Monarchy was the dominant form of rule in the pre-modern era and it persists in a handful of countries. We propose a unified theoretical explanation for its rise and decline. Specifically, we argue that monarchy offers an efficient solution to the primordial problem of order where societies are large and citizens isolated from each other and hence have difficulty coordinating. Its efficiency is challenged by other methods of leadership selection when communication costs decline, lowering barriers to citizen coordination. This explains its dominance in the pre-modern world and its subsequent demise. To test this theory, we produce an original dataset that codes monarchies and republics in Europe (back to 1100) and the world (back to 1700). With this dataset, we test a number of observable implications of the theory—centering on territory size, political stability, tenure in office, conflict, and the role of mass communications in the modern era.
Subject classification (UKÄ)
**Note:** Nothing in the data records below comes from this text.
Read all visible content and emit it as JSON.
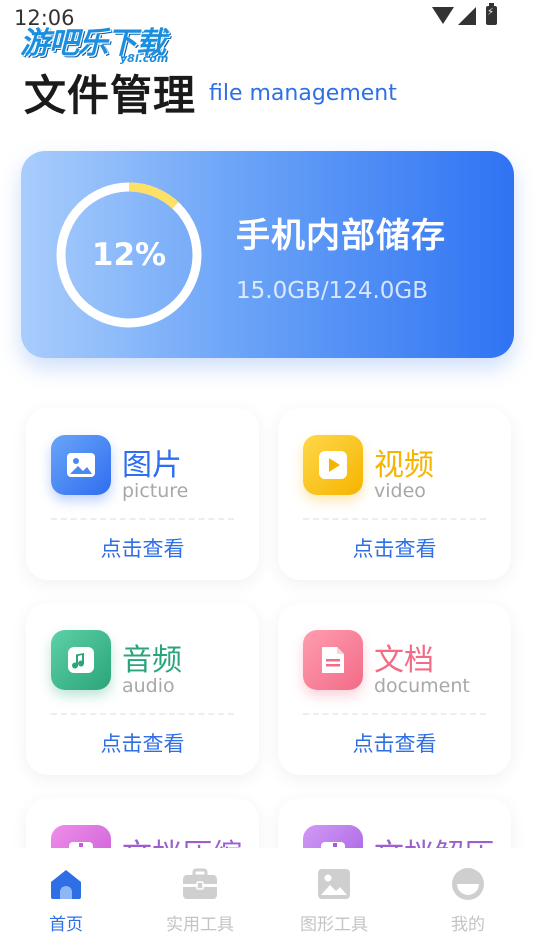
{
  "status_bar": {
    "time": "12:06"
  },
  "watermark": {
    "text": "游吧乐下载",
    "domain": "y8l.com"
  },
  "header": {
    "title": "文件管理",
    "subtitle": "file management"
  },
  "storage": {
    "percent_label": "12%",
    "used_fraction": 0.12,
    "title": "手机内部储存",
    "usage": "15.0GB/124.0GB",
    "ring_color": "#ffe066",
    "ring_track_color": "#ffffff"
  },
  "categories": [
    {
      "name": "图片",
      "en": "picture",
      "link": "点击查看",
      "icon": "image-icon",
      "color": "#2f6ef0"
    },
    {
      "name": "视频",
      "en": "video",
      "link": "点击查看",
      "icon": "play-icon",
      "color": "#f5b400"
    },
    {
      "name": "音频",
      "en": "audio",
      "link": "点击查看",
      "icon": "music-note-icon",
      "color": "#2aa57a"
    },
    {
      "name": "文档",
      "en": "document",
      "link": "点击查看",
      "icon": "file-icon",
      "color": "#f26b87"
    },
    {
      "name": "文档压缩",
      "icon": "zip-icon",
      "color": "#9b5fd0"
    },
    {
      "name": "文档解压",
      "icon": "unzip-icon",
      "color": "#9b5fd0"
    }
  ],
  "bottom_nav": [
    {
      "label": "首页",
      "icon": "home-icon",
      "active": true
    },
    {
      "label": "实用工具",
      "icon": "toolbox-icon",
      "active": false
    },
    {
      "label": "图形工具",
      "icon": "image-icon",
      "active": false
    },
    {
      "label": "我的",
      "icon": "profile-icon",
      "active": false
    }
  ],
  "accent_color": "#2f6fe6"
}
- Political Science (excluding Public Administration Studies and Globalization Studies)